Coming in at number five was our September story, “‘Beachcombers’ actors reunite for 50th anniversary of filming.” Shooting of the iconic Gibsons series began in September 1971 and Pat John, Bob Park and Nancy Chapple reunited for the first time since wrapping the first season. Jackson Davies, who joined the show as Constable John Constable in later years, also marked the occasion with the trio. They all gathered at The Persephone at the Five Corners on Gibsons Landing just a month before the boat was removed for restoration.
The fourth most popular story this year was “Ferry traffic overflows onto Highway 99 on July 1.” The Horseshoe Bay terminal was a bit nuts at the official start of Stage 3 of B.C.’s restart plan (remember those days?). According to DriveBC, lines reached Cypress Bowl Road in West Vancouver and BC Ferries advised passengers without reservations to travel via other terminals.

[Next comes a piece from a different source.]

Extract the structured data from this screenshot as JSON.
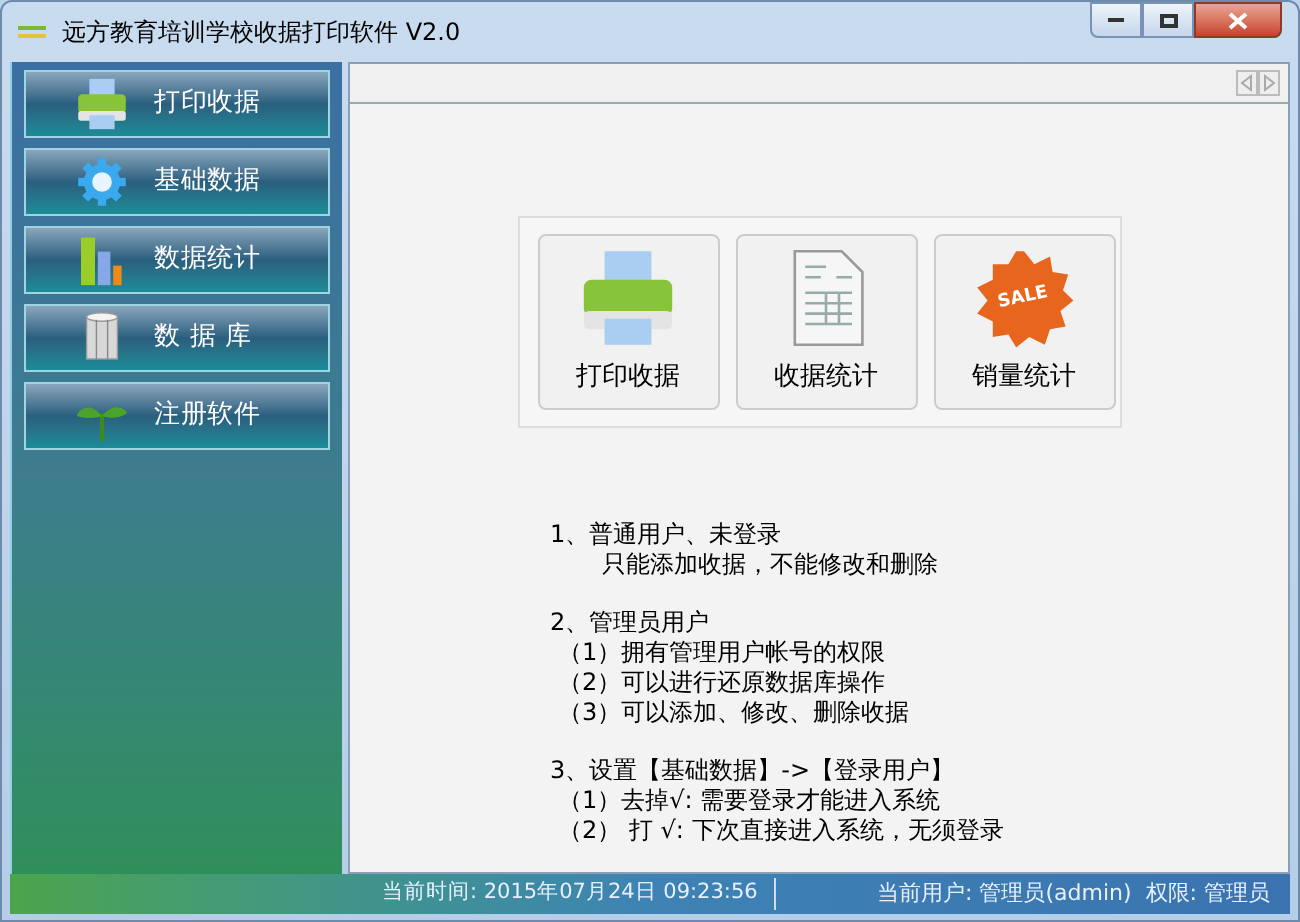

Top story number three is a relatively recent, but major nonetheless, story: “SCRD activates emergency operations centre for heavy rains.” This story was updated consistently through Nov. 15 – well into the evening – as the devastating atmospheric river storm delivered torrential rains, washouts and a whole host of infrastructure issues: boil water advisories, evacuation alerts, road closures and park closures.
The Coast Reporter’s second-most-read story came from columnist Richard Corbet back in March: “The moon is coming down to Earth… eventually” as he explained the leading theory on how the moon was created and how it will end. (That one I’m not going to try to summarize, you’re going to have to go read it for yourself.)

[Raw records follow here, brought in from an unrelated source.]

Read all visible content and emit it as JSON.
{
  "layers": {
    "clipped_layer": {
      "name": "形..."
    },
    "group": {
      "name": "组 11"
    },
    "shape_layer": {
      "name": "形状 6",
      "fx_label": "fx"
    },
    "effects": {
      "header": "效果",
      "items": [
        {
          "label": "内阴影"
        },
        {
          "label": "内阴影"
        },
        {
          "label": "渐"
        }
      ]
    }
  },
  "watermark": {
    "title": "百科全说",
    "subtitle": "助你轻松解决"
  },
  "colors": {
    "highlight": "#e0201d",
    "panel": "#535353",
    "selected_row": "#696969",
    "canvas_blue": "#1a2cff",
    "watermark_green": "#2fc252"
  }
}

Finally, the top story of 2021? Well it was more like a series of stories: BC Ferries’ ill-fated proposal to the Sunshine Coast. The will-they, won’t-they saga of the Route 3 reservation system had Coast residents checking back regularly to see if the corporation would go ahead with a summer trial implementing 95 per cent reservation capacity and free reservations. They didn’t.

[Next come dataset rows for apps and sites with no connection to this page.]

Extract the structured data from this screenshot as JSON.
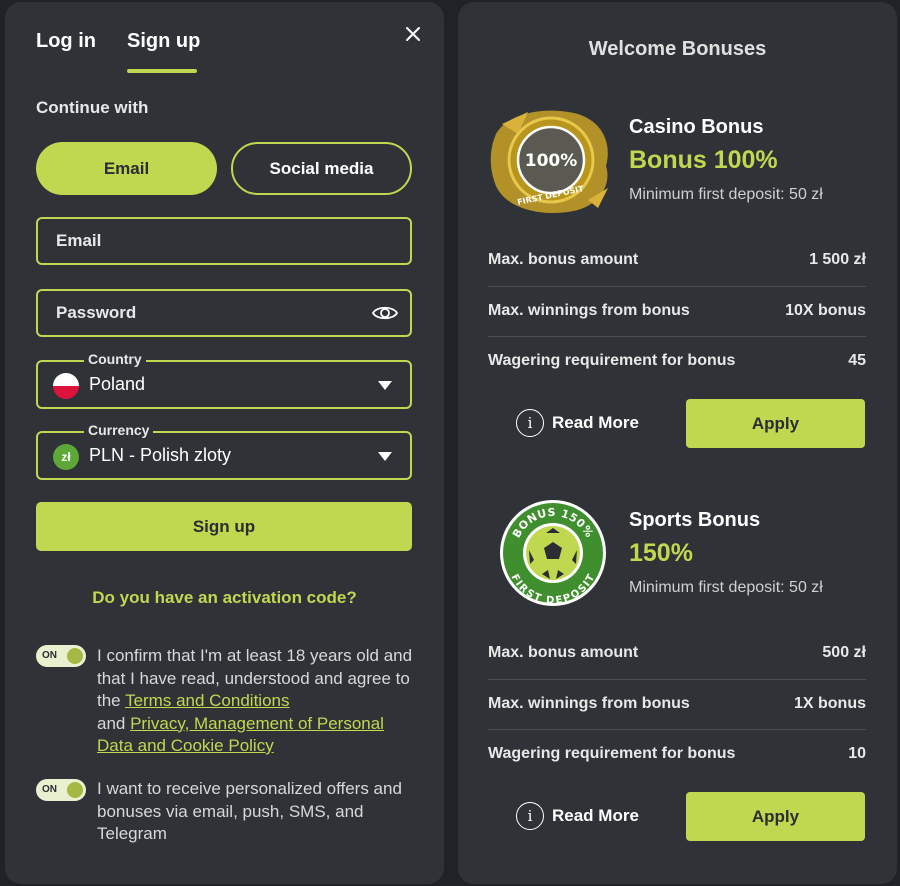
{
  "auth": {
    "tabs": [
      {
        "label": "Log in"
      },
      {
        "label": "Sign up"
      }
    ],
    "continue_with": "Continue with",
    "methods": {
      "email": "Email",
      "social": "Social media"
    },
    "email_placeholder": "Email",
    "password_placeholder": "Password",
    "country": {
      "label": "Country",
      "value": "Poland"
    },
    "currency": {
      "label": "Currency",
      "value": "PLN - Polish zloty",
      "symbol": "zł"
    },
    "signup_button": "Sign up",
    "activation_link": "Do you have an activation code?",
    "toggle_label": "ON",
    "consent1": {
      "text1": "I confirm that I'm at least 18 years old and that I have read, understood and agree to the ",
      "link1": "Terms and Conditions",
      "text2": " and ",
      "link2": "Privacy, Management of Personal Data and Cookie Policy"
    },
    "consent2": "I want to receive personalized offers and bonuses via email, push, SMS, and Telegram"
  },
  "bonuses": {
    "title": "Welcome Bonuses",
    "casino": {
      "badge_percent": "100%",
      "badge_caption": "FIRST DEPOSIT",
      "title": "Casino Bonus",
      "amount": "Bonus 100%",
      "min_deposit": "Minimum first deposit: 50 zł",
      "rows": [
        {
          "label": "Max. bonus amount",
          "value": "1 500 zł"
        },
        {
          "label": "Max. winnings from bonus",
          "value": "10X bonus"
        },
        {
          "label": "Wagering requirement for bonus",
          "value": "45"
        }
      ],
      "read_more": "Read More",
      "apply": "Apply"
    },
    "sports": {
      "badge_top": "BONUS 150%",
      "badge_bottom": "FIRST DEPOSIT",
      "title": "Sports Bonus",
      "amount": "150%",
      "min_deposit": "Minimum first deposit: 50 zł",
      "rows": [
        {
          "label": "Max. bonus amount",
          "value": "500 zł"
        },
        {
          "label": "Max. winnings from bonus",
          "value": "1X bonus"
        },
        {
          "label": "Wagering requirement for bonus",
          "value": "10"
        }
      ],
      "read_more": "Read More",
      "apply": "Apply"
    }
  },
  "colors": {
    "accent": "#c0d850",
    "panel": "#2f3236",
    "background": "#1f2226"
  },
  "icons": [
    "close-icon",
    "eye-icon",
    "poland-flag-icon",
    "zloty-currency-icon",
    "chevron-down-icon",
    "info-icon",
    "soccer-ball-icon"
  ]
}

Honourable mention: I imagine the only reason the 41 days of Stage 4 water restrictions for those on the Chapman Water System wasn’t one of our top stories was because of the length of the crisis. We had many, many moderately well-read stories about the drought and its effects on our thirsty Coast.